Work required:
Lines from the entries below that hold "zoom" form the answer; copy all of them.

── Data ──

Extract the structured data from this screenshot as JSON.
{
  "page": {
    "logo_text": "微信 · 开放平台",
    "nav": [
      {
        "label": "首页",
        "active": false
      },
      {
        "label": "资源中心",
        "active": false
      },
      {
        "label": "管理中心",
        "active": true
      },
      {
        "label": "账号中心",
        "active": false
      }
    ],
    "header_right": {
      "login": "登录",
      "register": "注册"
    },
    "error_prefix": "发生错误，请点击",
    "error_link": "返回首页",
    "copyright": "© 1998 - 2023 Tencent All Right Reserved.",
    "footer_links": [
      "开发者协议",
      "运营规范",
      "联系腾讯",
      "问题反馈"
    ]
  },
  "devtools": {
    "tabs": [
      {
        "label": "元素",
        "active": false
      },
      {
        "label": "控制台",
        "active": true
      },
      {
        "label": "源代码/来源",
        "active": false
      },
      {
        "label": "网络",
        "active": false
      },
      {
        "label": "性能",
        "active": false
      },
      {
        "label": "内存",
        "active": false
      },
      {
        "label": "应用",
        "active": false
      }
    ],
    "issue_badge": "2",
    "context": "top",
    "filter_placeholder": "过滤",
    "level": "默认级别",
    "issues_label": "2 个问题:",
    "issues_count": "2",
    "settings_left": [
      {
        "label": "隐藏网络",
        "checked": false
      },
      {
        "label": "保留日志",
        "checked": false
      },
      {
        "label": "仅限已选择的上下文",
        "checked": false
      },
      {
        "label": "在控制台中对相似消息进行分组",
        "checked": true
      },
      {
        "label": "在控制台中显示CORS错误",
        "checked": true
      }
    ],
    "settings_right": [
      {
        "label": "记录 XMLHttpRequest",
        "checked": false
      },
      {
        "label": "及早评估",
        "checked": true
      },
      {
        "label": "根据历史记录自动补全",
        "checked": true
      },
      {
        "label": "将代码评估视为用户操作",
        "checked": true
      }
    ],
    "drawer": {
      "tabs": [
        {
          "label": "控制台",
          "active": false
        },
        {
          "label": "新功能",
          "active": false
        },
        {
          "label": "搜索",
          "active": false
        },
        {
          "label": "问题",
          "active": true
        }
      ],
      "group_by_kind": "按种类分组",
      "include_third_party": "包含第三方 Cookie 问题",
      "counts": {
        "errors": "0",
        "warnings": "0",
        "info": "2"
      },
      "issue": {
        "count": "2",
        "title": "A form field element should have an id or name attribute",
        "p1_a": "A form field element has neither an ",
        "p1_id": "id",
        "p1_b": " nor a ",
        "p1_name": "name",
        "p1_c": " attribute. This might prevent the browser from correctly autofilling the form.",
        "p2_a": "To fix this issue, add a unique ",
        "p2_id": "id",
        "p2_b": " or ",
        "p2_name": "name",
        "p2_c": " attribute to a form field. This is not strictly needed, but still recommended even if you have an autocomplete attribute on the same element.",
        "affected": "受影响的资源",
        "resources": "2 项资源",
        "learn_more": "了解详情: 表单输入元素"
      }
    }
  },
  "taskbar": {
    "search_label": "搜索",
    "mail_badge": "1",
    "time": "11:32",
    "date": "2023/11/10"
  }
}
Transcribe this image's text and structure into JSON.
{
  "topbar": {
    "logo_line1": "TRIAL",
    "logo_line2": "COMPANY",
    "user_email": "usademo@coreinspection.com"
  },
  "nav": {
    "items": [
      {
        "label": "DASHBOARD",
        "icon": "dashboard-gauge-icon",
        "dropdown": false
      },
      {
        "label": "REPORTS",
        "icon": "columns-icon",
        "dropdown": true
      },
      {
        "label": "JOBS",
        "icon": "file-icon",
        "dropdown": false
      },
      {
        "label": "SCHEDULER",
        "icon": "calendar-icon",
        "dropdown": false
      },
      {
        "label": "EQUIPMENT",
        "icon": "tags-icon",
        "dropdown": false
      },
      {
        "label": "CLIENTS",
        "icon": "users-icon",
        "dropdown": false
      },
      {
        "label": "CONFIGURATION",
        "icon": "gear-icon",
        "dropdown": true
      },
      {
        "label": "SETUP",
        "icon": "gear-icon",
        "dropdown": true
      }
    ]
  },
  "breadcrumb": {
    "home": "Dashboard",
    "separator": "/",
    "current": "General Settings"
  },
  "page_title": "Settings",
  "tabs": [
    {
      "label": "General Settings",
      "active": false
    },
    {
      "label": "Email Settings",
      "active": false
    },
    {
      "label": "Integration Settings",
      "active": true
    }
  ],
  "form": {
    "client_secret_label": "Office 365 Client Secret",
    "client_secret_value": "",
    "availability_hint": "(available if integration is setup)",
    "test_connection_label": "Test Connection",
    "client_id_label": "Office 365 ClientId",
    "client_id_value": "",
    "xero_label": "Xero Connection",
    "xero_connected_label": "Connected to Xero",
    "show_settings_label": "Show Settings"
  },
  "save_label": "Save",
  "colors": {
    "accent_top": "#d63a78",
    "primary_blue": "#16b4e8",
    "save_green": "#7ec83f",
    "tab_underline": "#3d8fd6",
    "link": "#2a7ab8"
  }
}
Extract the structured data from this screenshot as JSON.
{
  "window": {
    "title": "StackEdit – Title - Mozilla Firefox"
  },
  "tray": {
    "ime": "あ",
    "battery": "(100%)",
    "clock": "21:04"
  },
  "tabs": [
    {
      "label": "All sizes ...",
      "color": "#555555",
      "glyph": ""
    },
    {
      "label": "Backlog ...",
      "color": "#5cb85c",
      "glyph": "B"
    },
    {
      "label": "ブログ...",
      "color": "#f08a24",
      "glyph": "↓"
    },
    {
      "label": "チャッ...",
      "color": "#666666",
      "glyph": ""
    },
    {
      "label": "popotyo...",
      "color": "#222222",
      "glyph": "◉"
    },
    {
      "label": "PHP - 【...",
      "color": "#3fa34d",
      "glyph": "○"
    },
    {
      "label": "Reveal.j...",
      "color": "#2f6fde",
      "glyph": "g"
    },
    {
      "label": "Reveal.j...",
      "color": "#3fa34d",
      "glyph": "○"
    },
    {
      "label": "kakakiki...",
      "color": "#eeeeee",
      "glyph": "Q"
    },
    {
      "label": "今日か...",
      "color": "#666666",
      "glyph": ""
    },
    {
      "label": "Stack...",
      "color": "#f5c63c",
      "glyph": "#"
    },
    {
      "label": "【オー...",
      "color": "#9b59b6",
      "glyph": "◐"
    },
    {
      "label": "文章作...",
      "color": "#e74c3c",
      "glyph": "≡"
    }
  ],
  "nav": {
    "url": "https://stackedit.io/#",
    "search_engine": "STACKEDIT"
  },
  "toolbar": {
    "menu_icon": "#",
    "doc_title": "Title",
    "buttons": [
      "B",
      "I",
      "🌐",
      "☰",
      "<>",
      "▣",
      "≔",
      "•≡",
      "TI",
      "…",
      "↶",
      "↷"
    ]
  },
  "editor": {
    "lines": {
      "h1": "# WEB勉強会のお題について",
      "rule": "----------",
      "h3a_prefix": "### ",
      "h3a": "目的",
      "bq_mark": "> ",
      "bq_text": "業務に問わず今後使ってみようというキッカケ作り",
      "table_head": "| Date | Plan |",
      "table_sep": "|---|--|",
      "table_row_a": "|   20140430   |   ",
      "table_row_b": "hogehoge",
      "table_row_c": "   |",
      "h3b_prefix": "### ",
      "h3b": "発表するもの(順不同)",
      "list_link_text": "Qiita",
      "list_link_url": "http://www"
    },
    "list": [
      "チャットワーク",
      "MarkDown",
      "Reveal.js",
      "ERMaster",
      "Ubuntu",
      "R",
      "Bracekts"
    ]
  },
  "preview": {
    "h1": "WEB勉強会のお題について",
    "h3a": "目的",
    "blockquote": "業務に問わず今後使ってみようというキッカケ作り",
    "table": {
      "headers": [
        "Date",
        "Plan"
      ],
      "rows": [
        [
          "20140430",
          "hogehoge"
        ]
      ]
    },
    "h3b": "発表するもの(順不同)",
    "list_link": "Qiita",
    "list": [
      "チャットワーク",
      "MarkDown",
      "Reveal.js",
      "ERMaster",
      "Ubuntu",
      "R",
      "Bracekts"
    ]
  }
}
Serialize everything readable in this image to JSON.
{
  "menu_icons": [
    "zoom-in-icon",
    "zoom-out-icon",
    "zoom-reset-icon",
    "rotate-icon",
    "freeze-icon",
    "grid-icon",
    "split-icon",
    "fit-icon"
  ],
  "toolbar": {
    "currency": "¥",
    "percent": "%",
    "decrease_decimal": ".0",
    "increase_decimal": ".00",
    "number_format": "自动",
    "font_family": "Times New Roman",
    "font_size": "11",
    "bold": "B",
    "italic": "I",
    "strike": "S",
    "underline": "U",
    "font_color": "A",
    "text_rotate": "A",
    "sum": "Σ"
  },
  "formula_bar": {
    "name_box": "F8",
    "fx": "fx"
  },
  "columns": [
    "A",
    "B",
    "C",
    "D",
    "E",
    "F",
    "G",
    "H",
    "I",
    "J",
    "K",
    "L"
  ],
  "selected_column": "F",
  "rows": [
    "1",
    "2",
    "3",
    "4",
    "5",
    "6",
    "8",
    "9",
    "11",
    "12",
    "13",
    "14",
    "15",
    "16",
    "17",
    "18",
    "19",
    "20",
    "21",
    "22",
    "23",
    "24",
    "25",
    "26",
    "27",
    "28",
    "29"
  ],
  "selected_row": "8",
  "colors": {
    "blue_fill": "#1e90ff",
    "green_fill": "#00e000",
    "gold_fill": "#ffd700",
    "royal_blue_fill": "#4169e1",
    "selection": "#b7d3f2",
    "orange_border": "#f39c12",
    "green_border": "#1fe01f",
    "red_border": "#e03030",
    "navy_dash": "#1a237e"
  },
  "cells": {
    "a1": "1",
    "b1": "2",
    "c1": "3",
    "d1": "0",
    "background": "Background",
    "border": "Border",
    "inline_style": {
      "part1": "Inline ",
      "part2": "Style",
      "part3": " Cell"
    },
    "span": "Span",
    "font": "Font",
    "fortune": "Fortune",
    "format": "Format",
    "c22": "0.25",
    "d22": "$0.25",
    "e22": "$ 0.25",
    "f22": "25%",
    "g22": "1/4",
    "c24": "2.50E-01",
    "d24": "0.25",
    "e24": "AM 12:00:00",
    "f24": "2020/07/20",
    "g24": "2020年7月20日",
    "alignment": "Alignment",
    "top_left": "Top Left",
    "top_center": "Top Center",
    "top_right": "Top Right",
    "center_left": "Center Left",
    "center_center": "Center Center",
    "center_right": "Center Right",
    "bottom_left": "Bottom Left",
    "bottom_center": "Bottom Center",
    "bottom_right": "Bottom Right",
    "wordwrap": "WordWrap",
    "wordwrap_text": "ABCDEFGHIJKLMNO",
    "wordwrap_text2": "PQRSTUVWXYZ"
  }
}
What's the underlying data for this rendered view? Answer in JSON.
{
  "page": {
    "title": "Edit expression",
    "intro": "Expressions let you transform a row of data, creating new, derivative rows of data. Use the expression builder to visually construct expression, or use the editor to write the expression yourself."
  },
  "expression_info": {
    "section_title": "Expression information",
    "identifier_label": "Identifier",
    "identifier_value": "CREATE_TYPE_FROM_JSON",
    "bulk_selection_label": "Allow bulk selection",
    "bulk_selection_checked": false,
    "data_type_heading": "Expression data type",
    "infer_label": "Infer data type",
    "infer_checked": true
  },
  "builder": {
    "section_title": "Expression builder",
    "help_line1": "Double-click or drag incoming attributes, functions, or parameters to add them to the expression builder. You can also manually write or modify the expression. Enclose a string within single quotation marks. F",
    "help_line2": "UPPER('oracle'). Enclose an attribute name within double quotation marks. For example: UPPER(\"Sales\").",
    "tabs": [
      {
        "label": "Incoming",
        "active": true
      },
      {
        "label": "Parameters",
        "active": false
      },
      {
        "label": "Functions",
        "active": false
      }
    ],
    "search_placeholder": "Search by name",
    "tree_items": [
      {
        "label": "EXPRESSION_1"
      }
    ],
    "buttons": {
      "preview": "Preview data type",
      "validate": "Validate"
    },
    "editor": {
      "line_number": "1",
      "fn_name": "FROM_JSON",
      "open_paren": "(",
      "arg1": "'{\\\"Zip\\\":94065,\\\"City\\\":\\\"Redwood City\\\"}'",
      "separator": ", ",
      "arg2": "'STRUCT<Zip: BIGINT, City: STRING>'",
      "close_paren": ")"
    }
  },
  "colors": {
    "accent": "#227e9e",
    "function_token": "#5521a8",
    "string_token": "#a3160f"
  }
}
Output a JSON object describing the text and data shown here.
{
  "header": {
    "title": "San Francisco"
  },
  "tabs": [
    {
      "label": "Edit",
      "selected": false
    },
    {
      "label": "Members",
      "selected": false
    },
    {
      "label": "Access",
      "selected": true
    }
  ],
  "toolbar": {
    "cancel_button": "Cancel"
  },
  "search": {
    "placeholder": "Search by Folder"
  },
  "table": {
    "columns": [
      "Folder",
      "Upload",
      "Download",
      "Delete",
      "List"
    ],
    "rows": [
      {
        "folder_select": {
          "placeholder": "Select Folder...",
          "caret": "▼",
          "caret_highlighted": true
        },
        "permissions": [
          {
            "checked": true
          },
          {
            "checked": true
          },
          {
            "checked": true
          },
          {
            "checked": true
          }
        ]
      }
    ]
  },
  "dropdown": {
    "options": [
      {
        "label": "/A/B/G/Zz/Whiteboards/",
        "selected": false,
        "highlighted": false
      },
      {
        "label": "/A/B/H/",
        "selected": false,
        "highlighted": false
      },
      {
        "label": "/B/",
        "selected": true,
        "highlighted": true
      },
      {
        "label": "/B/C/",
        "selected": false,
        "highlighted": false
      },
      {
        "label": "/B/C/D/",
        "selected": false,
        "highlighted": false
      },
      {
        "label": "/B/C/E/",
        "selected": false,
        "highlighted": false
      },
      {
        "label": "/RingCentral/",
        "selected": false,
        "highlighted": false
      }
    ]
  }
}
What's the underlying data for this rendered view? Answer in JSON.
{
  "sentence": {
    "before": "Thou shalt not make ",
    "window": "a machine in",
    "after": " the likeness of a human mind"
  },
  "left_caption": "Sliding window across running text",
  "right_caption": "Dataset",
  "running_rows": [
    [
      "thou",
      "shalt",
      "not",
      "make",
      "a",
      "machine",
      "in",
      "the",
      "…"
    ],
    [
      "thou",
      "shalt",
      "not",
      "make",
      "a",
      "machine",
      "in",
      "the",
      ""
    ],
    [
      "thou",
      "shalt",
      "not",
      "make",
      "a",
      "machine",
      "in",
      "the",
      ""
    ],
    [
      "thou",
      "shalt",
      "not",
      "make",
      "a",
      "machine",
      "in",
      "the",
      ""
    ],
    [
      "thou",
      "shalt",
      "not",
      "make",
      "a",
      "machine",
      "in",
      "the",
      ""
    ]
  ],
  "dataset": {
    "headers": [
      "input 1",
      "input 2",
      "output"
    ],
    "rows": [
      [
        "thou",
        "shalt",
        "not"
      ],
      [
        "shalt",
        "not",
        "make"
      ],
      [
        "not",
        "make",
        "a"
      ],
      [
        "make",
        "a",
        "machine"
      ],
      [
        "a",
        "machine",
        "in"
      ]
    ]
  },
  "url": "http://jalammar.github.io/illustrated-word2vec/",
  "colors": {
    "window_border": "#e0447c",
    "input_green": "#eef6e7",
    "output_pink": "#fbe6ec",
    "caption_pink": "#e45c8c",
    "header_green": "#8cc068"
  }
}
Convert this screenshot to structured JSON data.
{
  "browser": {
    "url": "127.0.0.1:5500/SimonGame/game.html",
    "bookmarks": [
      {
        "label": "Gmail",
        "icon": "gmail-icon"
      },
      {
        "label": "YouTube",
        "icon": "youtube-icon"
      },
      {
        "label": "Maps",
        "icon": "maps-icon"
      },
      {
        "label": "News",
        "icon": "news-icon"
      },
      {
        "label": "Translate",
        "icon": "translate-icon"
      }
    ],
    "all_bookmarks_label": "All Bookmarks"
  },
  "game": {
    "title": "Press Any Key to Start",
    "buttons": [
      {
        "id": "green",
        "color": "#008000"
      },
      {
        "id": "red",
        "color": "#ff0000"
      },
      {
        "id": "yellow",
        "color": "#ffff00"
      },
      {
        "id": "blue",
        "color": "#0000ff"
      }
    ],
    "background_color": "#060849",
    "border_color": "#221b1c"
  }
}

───

Response:
    "zoom-in-icon",
    "zoom-out-icon",
    "zoom-reset-icon",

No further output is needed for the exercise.